By Dan Gilgoff, God & Country
I'm surprised this story didn't get more attention last week. Ted Haggard, the Colorado megachurch pastor and National Association of Evangelicals president who left both positions after a former male prostitute said he'd engaged in drug-fueled trysts with him, is the subject of a new documentary about his postscandal experiences and has signed on to promote the film.
"The Trials of Ted Haggard," directed by Alexandra Pelosi, daughter of U.S. House Speaker Nancy Pelosi, is set to air next month on HBO. Haggard has agreed to take part in publicity for the project, HBO said.
"We look forward to presenting the film, Ted Haggard and his family at a press tour in Los Angeles next month," a spokeswoman for the cable network said Wednesday.
This isn't the first time Pelosi and Haggard have worked together on a project. He appeared in her 2007 HBO documentary Friends of God: A Road Trip with Alexandra Pelosi, shot before the allegations against Haggard surfaced and released shortly after.
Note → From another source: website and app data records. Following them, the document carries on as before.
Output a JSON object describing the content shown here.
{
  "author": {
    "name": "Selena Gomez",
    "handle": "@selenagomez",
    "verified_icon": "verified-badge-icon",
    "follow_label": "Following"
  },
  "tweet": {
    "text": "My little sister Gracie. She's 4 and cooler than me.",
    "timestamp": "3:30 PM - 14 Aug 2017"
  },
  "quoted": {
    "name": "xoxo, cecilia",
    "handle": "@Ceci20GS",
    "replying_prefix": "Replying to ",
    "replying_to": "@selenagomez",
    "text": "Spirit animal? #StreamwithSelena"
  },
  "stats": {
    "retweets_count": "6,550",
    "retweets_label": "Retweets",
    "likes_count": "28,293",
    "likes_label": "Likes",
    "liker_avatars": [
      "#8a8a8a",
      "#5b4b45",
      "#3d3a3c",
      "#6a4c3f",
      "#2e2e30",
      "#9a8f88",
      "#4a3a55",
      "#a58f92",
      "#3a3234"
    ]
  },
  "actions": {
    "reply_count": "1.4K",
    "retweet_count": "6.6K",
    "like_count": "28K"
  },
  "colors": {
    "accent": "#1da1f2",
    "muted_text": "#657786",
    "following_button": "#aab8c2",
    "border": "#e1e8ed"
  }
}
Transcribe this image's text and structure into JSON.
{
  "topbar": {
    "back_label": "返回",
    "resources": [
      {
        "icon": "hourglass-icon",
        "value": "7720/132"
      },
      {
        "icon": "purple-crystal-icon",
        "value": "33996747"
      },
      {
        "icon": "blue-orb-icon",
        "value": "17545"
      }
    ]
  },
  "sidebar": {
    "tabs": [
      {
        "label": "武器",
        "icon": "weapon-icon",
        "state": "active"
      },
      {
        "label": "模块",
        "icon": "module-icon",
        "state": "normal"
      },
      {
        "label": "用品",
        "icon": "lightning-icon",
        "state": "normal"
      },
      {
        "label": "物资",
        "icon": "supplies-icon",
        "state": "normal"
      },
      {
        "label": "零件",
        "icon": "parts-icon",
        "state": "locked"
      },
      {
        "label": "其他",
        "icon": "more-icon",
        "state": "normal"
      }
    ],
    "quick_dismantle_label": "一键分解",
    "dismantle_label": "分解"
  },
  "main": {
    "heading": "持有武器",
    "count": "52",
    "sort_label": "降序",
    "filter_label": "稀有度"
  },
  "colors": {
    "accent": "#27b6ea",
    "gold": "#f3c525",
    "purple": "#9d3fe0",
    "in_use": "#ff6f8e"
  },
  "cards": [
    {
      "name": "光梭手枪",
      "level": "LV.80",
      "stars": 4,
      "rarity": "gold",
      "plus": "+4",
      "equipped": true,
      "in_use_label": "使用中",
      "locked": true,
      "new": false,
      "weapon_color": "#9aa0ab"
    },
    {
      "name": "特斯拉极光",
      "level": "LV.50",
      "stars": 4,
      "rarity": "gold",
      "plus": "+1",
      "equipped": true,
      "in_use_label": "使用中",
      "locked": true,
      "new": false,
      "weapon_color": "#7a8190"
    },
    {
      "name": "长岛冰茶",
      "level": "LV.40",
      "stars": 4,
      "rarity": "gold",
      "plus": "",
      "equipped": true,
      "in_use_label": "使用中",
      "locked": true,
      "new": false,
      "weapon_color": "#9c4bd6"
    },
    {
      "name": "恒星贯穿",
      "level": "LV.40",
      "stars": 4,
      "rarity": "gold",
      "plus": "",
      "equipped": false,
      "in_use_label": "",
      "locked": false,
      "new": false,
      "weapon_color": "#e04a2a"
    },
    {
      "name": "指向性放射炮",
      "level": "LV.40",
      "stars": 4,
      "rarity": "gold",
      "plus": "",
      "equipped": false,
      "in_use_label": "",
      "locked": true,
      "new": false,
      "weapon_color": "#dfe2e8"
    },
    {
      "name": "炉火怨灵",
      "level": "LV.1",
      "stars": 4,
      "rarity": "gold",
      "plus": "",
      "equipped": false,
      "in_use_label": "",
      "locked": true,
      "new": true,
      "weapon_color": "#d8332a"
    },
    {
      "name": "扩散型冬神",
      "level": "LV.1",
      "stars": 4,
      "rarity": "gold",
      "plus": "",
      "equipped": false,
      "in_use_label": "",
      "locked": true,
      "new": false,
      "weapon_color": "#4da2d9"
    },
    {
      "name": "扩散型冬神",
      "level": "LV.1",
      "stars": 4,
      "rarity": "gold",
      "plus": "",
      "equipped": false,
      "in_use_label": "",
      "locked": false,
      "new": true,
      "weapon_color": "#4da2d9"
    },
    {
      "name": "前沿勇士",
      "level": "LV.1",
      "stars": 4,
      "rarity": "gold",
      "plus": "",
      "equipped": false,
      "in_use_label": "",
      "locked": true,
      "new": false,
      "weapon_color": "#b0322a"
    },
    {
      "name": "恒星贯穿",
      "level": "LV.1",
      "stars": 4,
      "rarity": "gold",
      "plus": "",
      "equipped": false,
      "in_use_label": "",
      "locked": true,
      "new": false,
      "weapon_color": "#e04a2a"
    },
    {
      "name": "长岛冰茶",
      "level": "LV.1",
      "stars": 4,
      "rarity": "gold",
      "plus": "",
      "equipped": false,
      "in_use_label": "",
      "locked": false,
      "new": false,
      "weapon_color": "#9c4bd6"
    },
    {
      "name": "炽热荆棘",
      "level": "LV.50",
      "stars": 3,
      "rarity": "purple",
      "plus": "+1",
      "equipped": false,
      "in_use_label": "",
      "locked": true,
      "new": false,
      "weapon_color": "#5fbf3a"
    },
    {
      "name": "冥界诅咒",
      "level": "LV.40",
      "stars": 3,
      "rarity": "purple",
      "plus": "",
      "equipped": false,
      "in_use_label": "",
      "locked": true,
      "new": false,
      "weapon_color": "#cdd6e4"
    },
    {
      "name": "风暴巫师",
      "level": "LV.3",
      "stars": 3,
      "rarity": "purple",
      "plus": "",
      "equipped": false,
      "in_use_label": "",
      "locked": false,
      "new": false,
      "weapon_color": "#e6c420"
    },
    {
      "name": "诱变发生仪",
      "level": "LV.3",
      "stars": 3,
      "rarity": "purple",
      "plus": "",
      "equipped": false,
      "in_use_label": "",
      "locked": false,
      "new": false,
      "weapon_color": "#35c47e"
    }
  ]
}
I happened to be in Colorado Springs, Colo., reporting on both Focus and the Family—James Dobson's huge parachurch ministry that is headquartered there—and on Haggard and his New Life Church when Pelosi was filming Friends of God in fall 2005. Pelosi's presence was just one sign of Haggard's growing celebrity. It was impossible for me to book an in-person interview with Haggard because, in addition to spending time with Pelosi, he was spending time in Denver for a photo shoot for the cover of Christianity Today. Someone at New Life told me that the church was waiting to hear from NBC about the schedule for airing an hourlong special about the church and Haggard that Tom Brokaw had traveled to Colorado Springs to tape.
Haggard was a hot commodity. And his church—and much of the wider evangelical world—was proud. Haggard was an attractive and articulate spokesman whose tone was more Rick Warren then James Dobson.
That's one reason I'm so eager to see how New Life and the broader evangelical community will greet The Trials of Ted Haggard. Will it be seen mostly as shameful self-promoting on Haggard's part, especially given that the liberal Pelosi's Friends of God was considered by many evangelicals to be a condescending portrait of born-again Christians meant to entertain elite liberal audiences? Or will Haggard be seen to have redeemed himself through his exile and participation in "spiritual restoration"?
Hat tip to Get Religion.
- Read more by Dan Gilgoff.